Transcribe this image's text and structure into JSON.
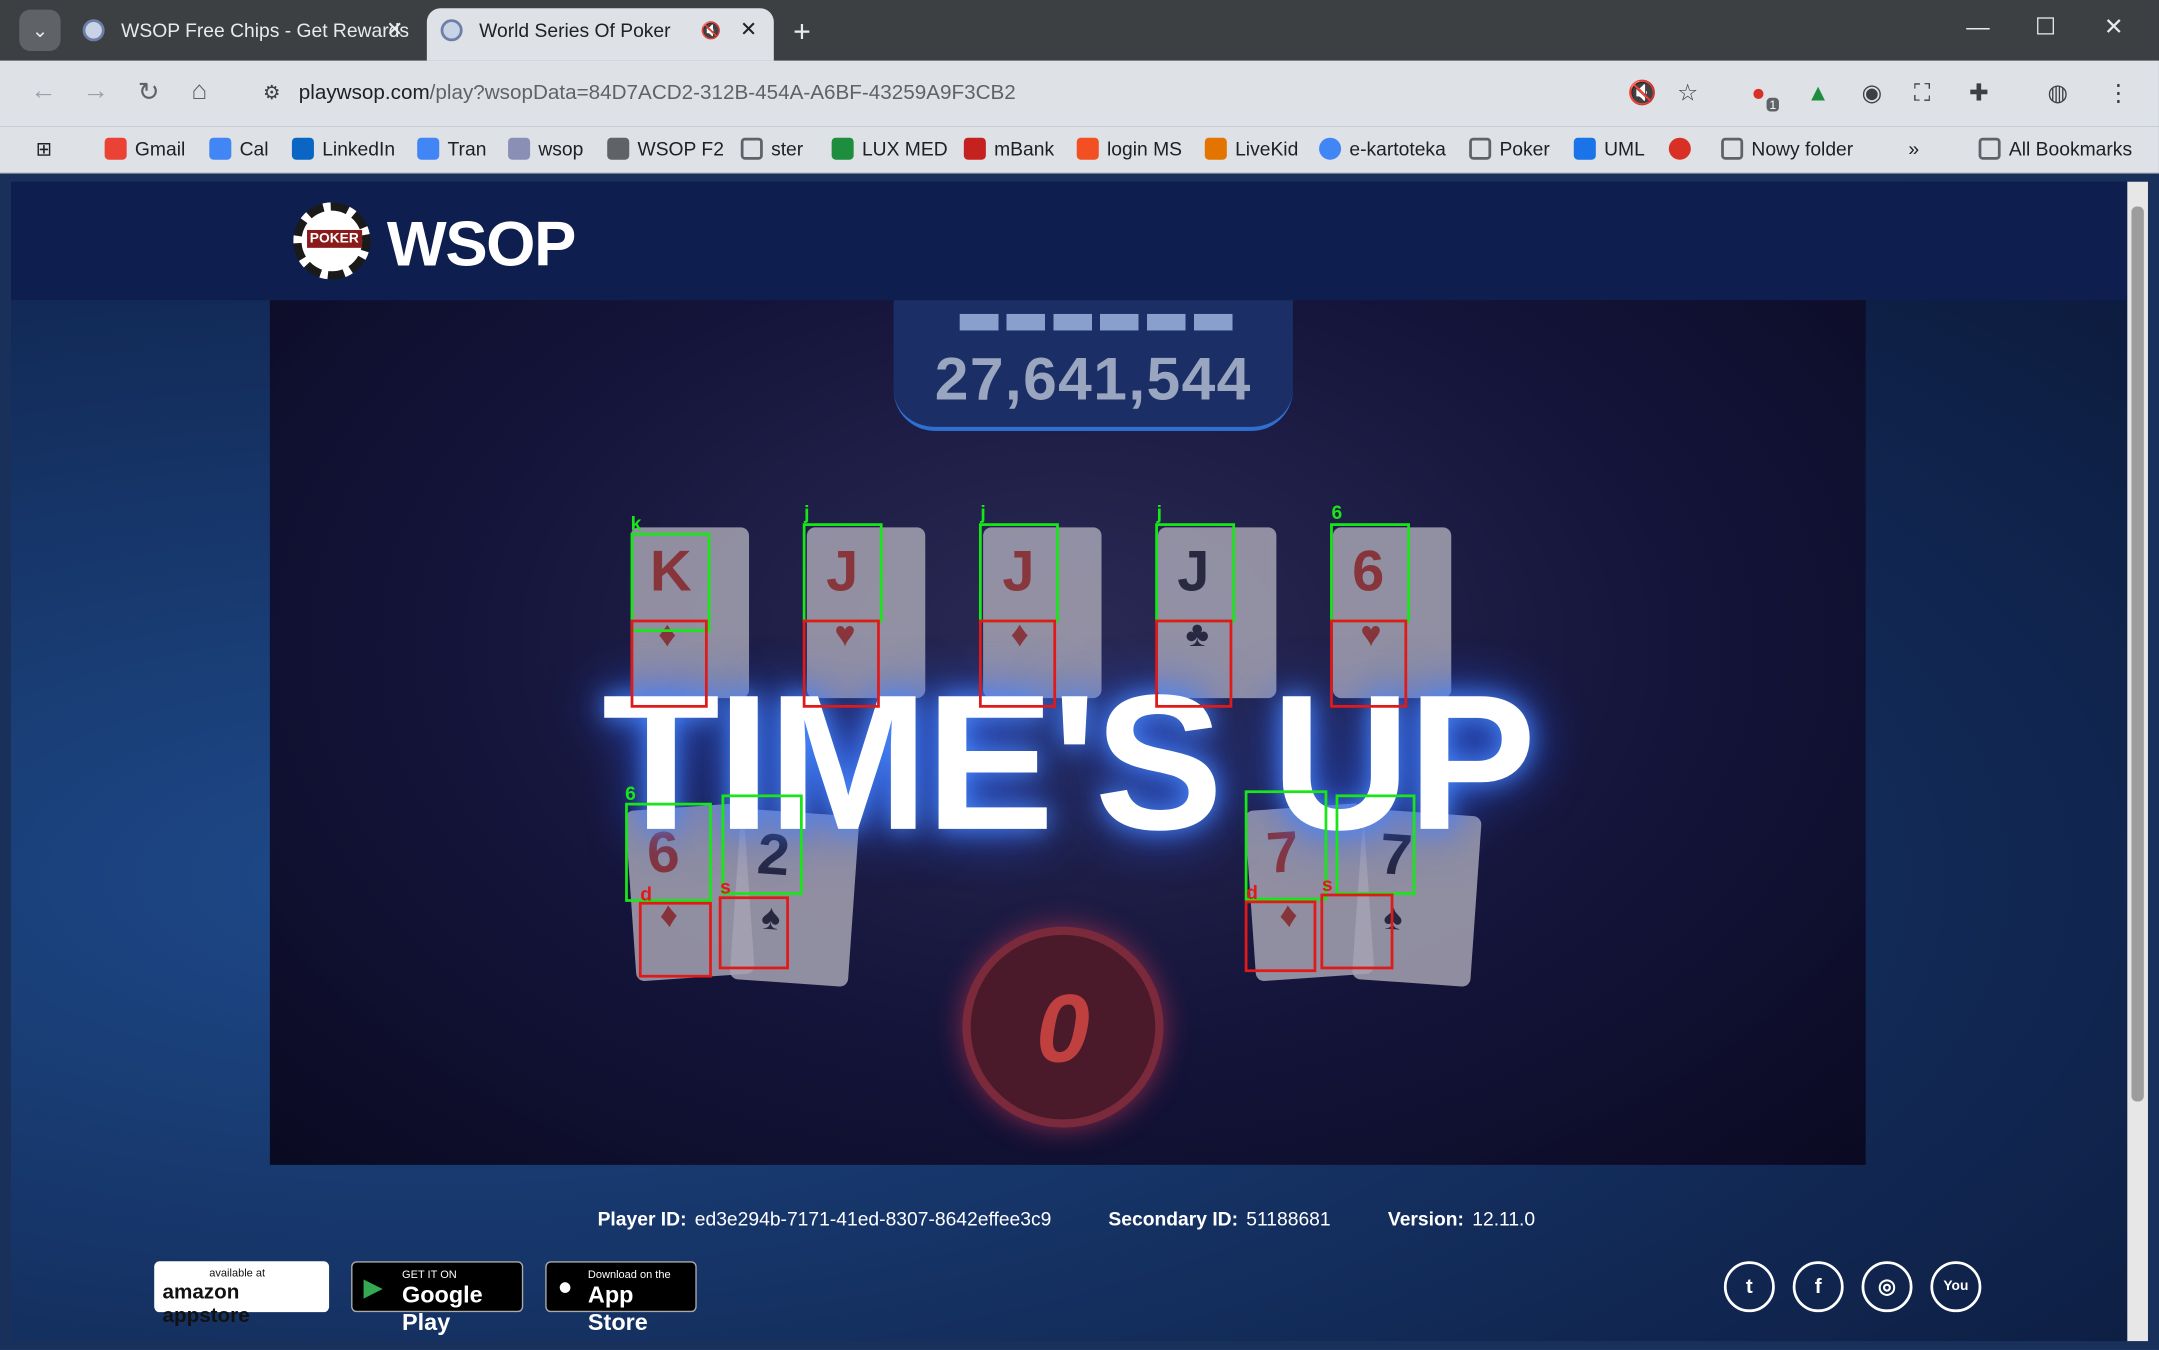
{
  "browser": {
    "tabs": [
      {
        "title": "WSOP Free Chips - Get Rewards"
      },
      {
        "title": "World Series Of Poker"
      }
    ],
    "url_host": "playwsop.com",
    "url_path": "/play?wsopData=84D7ACD2-312B-454A-A6BF-43259A9F3CB2",
    "extension_badge": "1",
    "bookmarks": [
      "Gmail",
      "Cal",
      "LinkedIn",
      "Tran",
      "wsop",
      "WSOP F2",
      "ster",
      "LUX MED",
      "mBank",
      "login MS",
      "LiveKid",
      "e-kartoteka",
      "Poker",
      "UML",
      "Nowy folder"
    ],
    "all_bookmarks": "All Bookmarks"
  },
  "site": {
    "logo_text": "WSOP",
    "chip_text": "POKER"
  },
  "game": {
    "jackpot": "27,641,544",
    "message": "TIME'S UP",
    "timer": "0",
    "cards": {
      "c1": {
        "rank": "K",
        "suit": "♦"
      },
      "c2": {
        "rank": "J",
        "suit": "♥"
      },
      "c3": {
        "rank": "J",
        "suit": "♦"
      },
      "c4": {
        "rank": "J",
        "suit": "♣"
      },
      "c5": {
        "rank": "6",
        "suit": "♥"
      },
      "h1": {
        "rank": "6",
        "suit": "♦"
      },
      "h2": {
        "rank": "2",
        "suit": "♠"
      },
      "h3": {
        "rank": "7",
        "suit": "♦"
      },
      "h4": {
        "rank": "7",
        "suit": "♠"
      }
    },
    "detections": {
      "c1_label": "k",
      "c2_label": "j",
      "c3_label": "j",
      "c4_label": "j",
      "c5_label": "6",
      "h1_label": "6",
      "h1_suit_label": "d",
      "h2_suit_label": "s",
      "h3_suit_label": "d",
      "h4_suit_label": "s"
    }
  },
  "footer": {
    "player_id_label": "Player ID:",
    "player_id": "ed3e294b-7171-41ed-8307-8642effee3c9",
    "secondary_id_label": "Secondary ID:",
    "secondary_id": "51188681",
    "version_label": "Version:",
    "version": "12.11.0",
    "stores": {
      "amazon_small": "available at",
      "amazon_big": "amazon appstore",
      "google_small": "GET IT ON",
      "google_big": "Google Play",
      "apple_small": "Download on the",
      "apple_big": "App Store"
    },
    "social": [
      "twitter",
      "facebook",
      "instagram",
      "youtube"
    ]
  }
}
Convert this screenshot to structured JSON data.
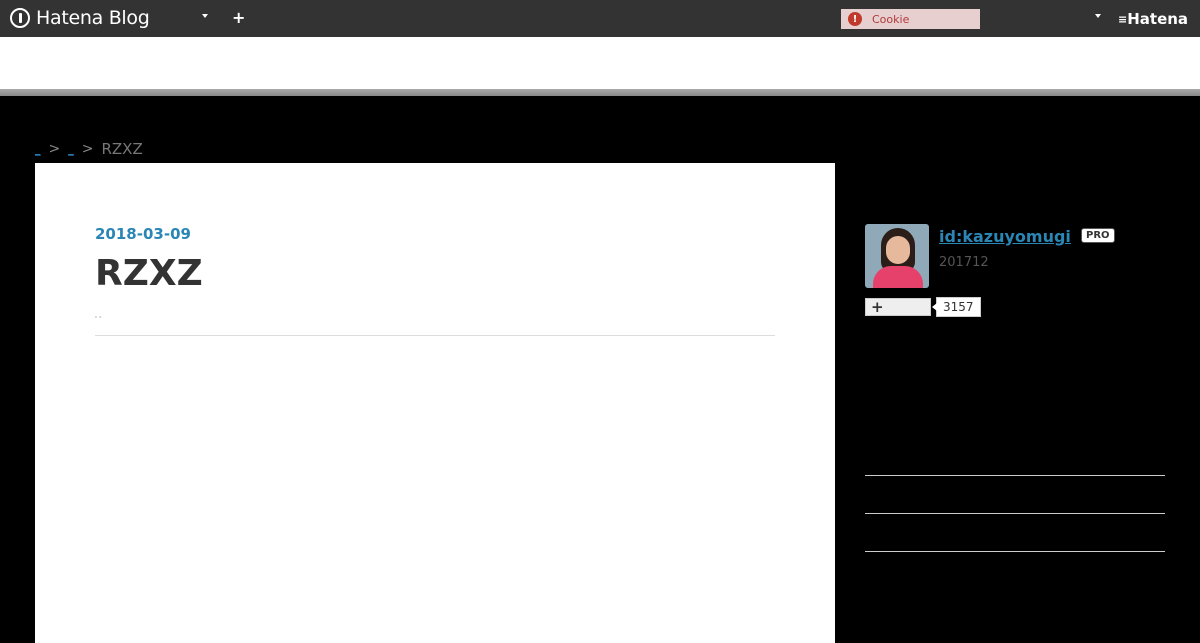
{
  "topbar": {
    "brand": "Hatena Blog",
    "add_label": "+",
    "cookie_alert_glyph": "!",
    "cookie_label": "Cookie",
    "hatena_label": "Hatena"
  },
  "breadcrumb": {
    "link_1": "_",
    "link_2": "_",
    "separator": ">",
    "current": "RZXZ"
  },
  "article": {
    "date": "2018-03-09",
    "title": "RZXZ",
    "tags": "' '"
  },
  "profile": {
    "id": "id:kazuyomugi",
    "badge": "PRO",
    "since": "201712",
    "subscribe_label": "+",
    "subscriber_count": "3157"
  },
  "colors": {
    "topbar": "#333333",
    "link": "#2a86b5",
    "background": "#000000"
  }
}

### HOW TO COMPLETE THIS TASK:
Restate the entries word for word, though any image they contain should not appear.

### SOLUTION TO THE EXERCISE:
Transcribe this image's text and structure into JSON.
{
  "browser": {
    "tabs": [
      {
        "title": "WSOP Free Chips - Get Rewards"
      },
      {
        "title": "World Series Of Poker"
      }
    ],
    "url_host": "playwsop.com",
    "url_path": "/play?wsopData=84D7ACD2-312B-454A-A6BF-43259A9F3CB2",
    "extension_badge": "1",
    "bookmarks": [
      "Gmail",
      "Cal",
      "LinkedIn",
      "Tran",
      "wsop",
      "WSOP F2",
      "ster",
      "LUX MED",
      "mBank",
      "login MS",
      "LiveKid",
      "e-kartoteka",
      "Poker",
      "UML",
      "Nowy folder"
    ],
    "all_bookmarks": "All Bookmarks"
  },
  "site": {
    "logo_text": "WSOP",
    "chip_text": "POKER"
  },
  "game": {
    "jackpot": "27,641,544",
    "message": "TIME'S UP",
    "timer": "0",
    "cards": {
      "c1": {
        "rank": "K",
        "suit": "♦"
      },
      "c2": {
        "rank": "J",
        "suit": "♥"
      },
      "c3": {
        "rank": "J",
        "suit": "♦"
      },
      "c4": {
        "rank": "J",
        "suit": "♣"
      },
      "c5": {
        "rank": "6",
        "suit": "♥"
      },
      "h1": {
        "rank": "6",
        "suit": "♦"
      },
      "h2": {
        "rank": "2",
        "suit": "♠"
      },
      "h3": {
        "rank": "7",
        "suit": "♦"
      },
      "h4": {
        "rank": "7",
        "suit": "♠"
      }
    },
    "detections": {
      "c1_label": "k",
      "c2_label": "j",
      "c3_label": "j",
      "c4_label": "j",
      "c5_label": "6",
      "h1_label": "6",
      "h1_suit_label": "d",
      "h2_suit_label": "s",
      "h3_suit_label": "d",
      "h4_suit_label": "s"
    }
  },
  "footer": {
    "player_id_label": "Player ID:",
    "player_id": "ed3e294b-7171-41ed-8307-8642effee3c9",
    "secondary_id_label": "Secondary ID:",
    "secondary_id": "51188681",
    "version_label": "Version:",
    "version": "12.11.0",
    "stores": {
      "amazon_small": "available at",
      "amazon_big": "amazon appstore",
      "google_small": "GET IT ON",
      "google_big": "Google Play",
      "apple_small": "Download on the",
      "apple_big": "App Store"
    },
    "social": [
      "twitter",
      "facebook",
      "instagram",
      "youtube"
    ]
  }
}
Convert this screenshot to structured JSON data.
{
  "topbar": {
    "brand": "Hatena Blog",
    "add_label": "+",
    "cookie_alert_glyph": "!",
    "cookie_label": "Cookie",
    "hatena_label": "Hatena"
  },
  "breadcrumb": {
    "link_1": "_",
    "link_2": "_",
    "separator": ">",
    "current": "RZXZ"
  },
  "article": {
    "date": "2018-03-09",
    "title": "RZXZ",
    "tags": "' '"
  },
  "profile": {
    "id": "id:kazuyomugi",
    "badge": "PRO",
    "since": "201712",
    "subscribe_label": "+",
    "subscriber_count": "3157"
  },
  "colors": {
    "topbar": "#333333",
    "link": "#2a86b5",
    "background": "#000000"
  }
}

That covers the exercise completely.